Advertisement

  1. ITV Report

Death toll at 17 after bodies found in Missouri lake following tourist boat tragedy

The boat got into trouble on choppy waters. Photo: Facebook

A one-year-old baby is among 17 people who have died after a boat carrying tourists on a Missouri lake capsized and sank, police said.

Stone County Sheriff Doug Rader said seven others were taken to hospital after a Ride the Ducks boat sank on Table Rock Lake in Branson.

Another seven people survived the capsize and did not require hospital treatment.

Four bodies, which had been missing since the tourist boat capsized, were found after search efforts, which were halted overnight, resumed the following day, raising the death toll from 13 to 17, police said.

Sorry, this content isn't available on your device.

A spokeswoman for Cox Medical Centre said four adults and three children arrived at the hospital shortly after the incident.

Two adults were in critical condition and the others were treated for minor injuries, Brandei Clifton said.

Stone County Sheriff Doug Rader said the incident had been caused by the weather. Credit: AP

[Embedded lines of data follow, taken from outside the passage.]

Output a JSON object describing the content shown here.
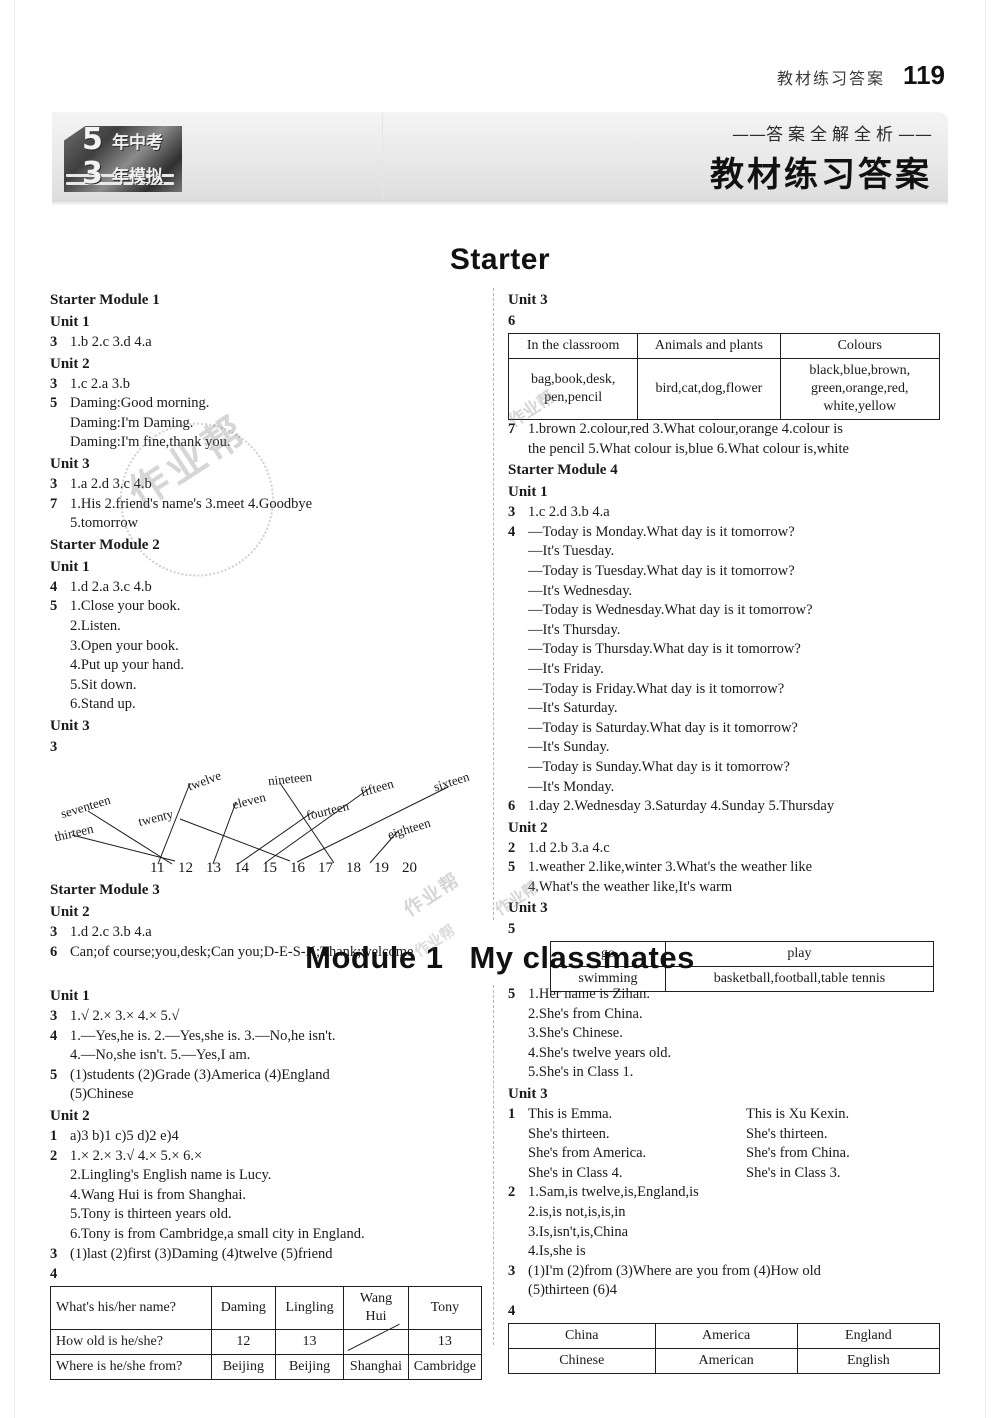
{
  "header": {
    "running_title": "教材练习答案",
    "page_number": "119",
    "banner_subtitle": "答案全解全析",
    "banner_title": "教材练习答案",
    "logo": {
      "five": "5",
      "three": "3",
      "cn_top": "年中考",
      "cn_bottom": "年模拟"
    }
  },
  "watermarks": {
    "w1": "作业帮",
    "w2": "作业帮",
    "w3": "作业帮",
    "w4": "作业帮",
    "w5": "作业帮"
  },
  "sections": {
    "starter_heading": "Starter",
    "module1_heading": "Module 1",
    "module1_subheading": "My classmates"
  },
  "left_col_top": {
    "sm1_title": "Starter Module 1",
    "u1_title": "Unit 1",
    "u1_q3_num": "3",
    "u1_q3": "1.b   2.c   3.d   4.a",
    "u2_title": "Unit 2",
    "u2_q3_num": "3",
    "u2_q3": "1.c   2.a   3.b",
    "u2_q5_num": "5",
    "u2_q5_l1": "Daming:Good morning.",
    "u2_q5_l2": "Daming:I'm Daming.",
    "u2_q5_l3": "Daming:I'm fine,thank you.",
    "u3_title": "Unit 3",
    "u3_q3_num": "3",
    "u3_q3": "1.a   2.d   3.c   4.b",
    "u3_q7_num": "7",
    "u3_q7_l1": "1.His   2.friend's name's   3.meet   4.Goodbye",
    "u3_q7_l2": "5.tomorrow",
    "sm2_title": "Starter Module 2",
    "sm2_u1_title": "Unit 1",
    "sm2_u1_q4_num": "4",
    "sm2_u1_q4": "1.d   2.a   3.c   4.b",
    "sm2_u1_q5_num": "5",
    "sm2_u1_q5": [
      "1.Close your book.",
      "2.Listen.",
      "3.Open your book.",
      "4.Put up your hand.",
      "5.Sit down.",
      "6.Stand up."
    ],
    "sm2_u3_title": "Unit 3",
    "sm2_u3_q3_num": "3",
    "match_words": [
      "seventeen",
      "twenty",
      "twelve",
      "eleven",
      "nineteen",
      "fourteen",
      "fifteen",
      "eighteen",
      "sixteen",
      "thirteen"
    ],
    "match_numbers": [
      "11",
      "12",
      "13",
      "14",
      "15",
      "16",
      "17",
      "18",
      "19",
      "20"
    ],
    "sm3_title": "Starter Module 3",
    "sm3_u2_title": "Unit 2",
    "sm3_u2_q3_num": "3",
    "sm3_u2_q3": "1.d   2.c   3.b   4.a",
    "sm3_u2_q6_num": "6",
    "sm3_u2_q6": "Can;of course;you,desk;Can you;D-E-S-K;Thank;welcome"
  },
  "right_col_top": {
    "u3_title": "Unit 3",
    "q6_num": "6",
    "table6": {
      "headers": [
        "In the classroom",
        "Animals and plants",
        "Colours"
      ],
      "row": [
        "bag,book,desk,\npen,pencil",
        "bird,cat,dog,flower",
        "black,blue,brown,\ngreen,orange,red,\nwhite,yellow"
      ]
    },
    "q7_num": "7",
    "q7_l1": "1.brown    2.colour,red    3.What colour,orange    4.colour is",
    "q7_l2": "the pencil   5.What colour is,blue   6.What colour is,white",
    "sm4_title": "Starter Module 4",
    "sm4_u1_title": "Unit 1",
    "sm4_u1_q3_num": "3",
    "sm4_u1_q3": "1.c   2.d   3.b   4.a",
    "sm4_u1_q4_num": "4",
    "sm4_u1_q4": [
      "—Today is Monday.What day is it tomorrow?",
      "—It's Tuesday.",
      "—Today is Tuesday.What day is it tomorrow?",
      "—It's Wednesday.",
      "—Today is Wednesday.What day is it tomorrow?",
      "—It's Thursday.",
      "—Today is Thursday.What day is it tomorrow?",
      "—It's Friday.",
      "—Today is Friday.What day is it tomorrow?",
      "—It's Saturday.",
      "—Today is Saturday.What day is it tomorrow?",
      "—It's Sunday.",
      "—Today is Sunday.What day is it tomorrow?",
      "—It's Monday."
    ],
    "sm4_u1_q6_num": "6",
    "sm4_u1_q6": "1.day  2.Wednesday  3.Saturday  4.Sunday  5.Thursday",
    "sm4_u2_title": "Unit 2",
    "sm4_u2_q2_num": "2",
    "sm4_u2_q2": "1.d   2.b   3.a   4.c",
    "sm4_u2_q5_num": "5",
    "sm4_u2_q5_l1": "1.weather   2.like,winter   3.What's the weather like",
    "sm4_u2_q5_l2": "4.What's the weather like,It's warm",
    "sm4_u3_title": "Unit 3",
    "sm4_u3_q5_num": "5",
    "table5": {
      "headers": [
        "go",
        "play"
      ],
      "row": [
        "swimming",
        "basketball,football,table tennis"
      ]
    }
  },
  "left_col_bottom": {
    "u1_title": "Unit 1",
    "q3_num": "3",
    "q3": "1.√   2.×   3.×   4.×   5.√",
    "q4_num": "4",
    "q4_l1": "1.—Yes,he is.   2.—Yes,she is.   3.—No,he isn't.",
    "q4_l2": "4.—No,she isn't.   5.—Yes,I am.",
    "q5_num": "5",
    "q5_l1": "(1)students   (2)Grade   (3)America   (4)England",
    "q5_l2": "(5)Chinese",
    "u2_title": "Unit 2",
    "u2_q1_num": "1",
    "u2_q1": "a)3   b)1   c)5   d)2   e)4",
    "u2_q2_num": "2",
    "u2_q2_l1": "1.×  2.×  3.√   4.×  5.×  6.×",
    "u2_q2_l2": "2.Lingling's English name is Lucy.",
    "u2_q2_l3": "4.Wang Hui is from Shanghai.",
    "u2_q2_l4": "5.Tony is thirteen years old.",
    "u2_q2_l5": "6.Tony is from Cambridge,a small city in England.",
    "u2_q3_num": "3",
    "u2_q3": "(1)last   (2)first   (3)Daming   (4)twelve   (5)friend",
    "u2_q4_num": "4",
    "table4": {
      "rows": [
        [
          "What's his/her name?",
          "Daming",
          "Lingling",
          "Wang Hui",
          "Tony"
        ],
        [
          "How old is he/she?",
          "12",
          "13",
          "",
          "13"
        ],
        [
          "Where is he/she from?",
          "Beijing",
          "Beijing",
          "Shanghai",
          "Cambridge"
        ]
      ]
    }
  },
  "right_col_bottom": {
    "q5_num": "5",
    "q5": [
      "1.Her name is Zihan.",
      "2.She's from China.",
      "3.She's Chinese.",
      "4.She's twelve years old.",
      "5.She's in Class 1."
    ],
    "u3_title": "Unit 3",
    "u3_q1_num": "1",
    "u3_q1_left": [
      "This is Emma.",
      "She's thirteen.",
      "She's from America.",
      "She's in Class 4."
    ],
    "u3_q1_right": [
      "This is Xu Kexin.",
      "She's thirteen.",
      "She's from China.",
      "She's in Class 3."
    ],
    "u3_q2_num": "2",
    "u3_q2": [
      "1.Sam,is twelve,is,England,is",
      "2.is,is not,is,is,in",
      "3.Is,isn't,is,China",
      "4.Is,she is"
    ],
    "u3_q3_num": "3",
    "u3_q3_l1": "(1)I'm   (2)from   (3)Where are you from   (4)How old",
    "u3_q3_l2": "(5)thirteen   (6)4",
    "u3_q4_num": "4",
    "table4": {
      "rows": [
        [
          "China",
          "America",
          "England"
        ],
        [
          "Chinese",
          "American",
          "English"
        ]
      ]
    }
  }
}
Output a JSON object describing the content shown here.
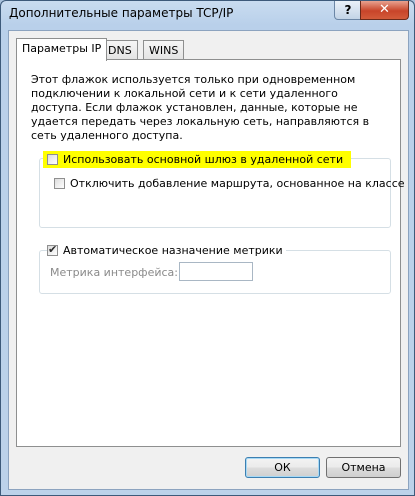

Mr Rader said stormy weather is believed to have caused the capsizing.

Another duck boat made it safely back to shore.

Steve Lindenberg, a National Weather Service meteorologist in Springfield, Missouri, said the agency issued a severe thunderstorm warning for the Branson area on Thursday evening, and winds reached speeds of more than 60mph.

Rescue efforts are underway at Table Rock Lake. Credit: EBU

“It’s a warning telling people to take shelter,” he said.

Mr Rader said an off-duty police officer working security for the boat company helped rescue people after the accident.

Sorry, this content isn't available on your device.

Dive teams from a number of law enforcement agencies were assisting in the effort, but the sheriff said the divers had ended their search for the night.

The National Transportation Safety Board said on Twitter that investigators will arrive on Friday morning.

Ride the Ducks uses amphibious vehicles to take tourists around the United States on water and land (file photo). Credit: AP

Suzanne Smagala, of Ripley Entertainment, which owns Ride the Ducks in Branson, said the company was assisting authorities with the rescue effort. She added this was the Branson tour’s first accident in more than 40 years of operation.

Branson is about 200 miles south east of Kansas City and is a popular vacation spot for families and other tourists looking for entertainment ranging from theme parks to live music.

Sorry, this content isn't available on your device.

Missouri Governor Mike Parson told reporters at a press conference Friday that emergency services will continue to search for the missing and thanked all involved in the search and rescue effort.

Duck boats, known for their ability to travel on land and in water, have been involved in other deadly incidents in the past. They include one in 2015 in Seattle in which five college students were killed when a boat collided with a bus, and one in 1999 that left 13 dead after the boat sank near Hot Springs, Arkansas.

Following the fatal crash 2015 there were calls to have the amphibious boats banned, however, as the boats have long been tourist attractions for sightseers around the US, the accident instead forced safety improvements to be made.

In 2015 in Seattle in which five college students were killed when a boat collided with a bus. Credit: AP

Safety advocates have sought improvements to the boats since the Arkansas incident. Critics argued that part of the problem is numerous agencies regulate the boats with varying safety requirements.

Duck boats were originally used by the US military in the Second World War to transport troops and supplies, and were later modified for use as sightseeing vehicles.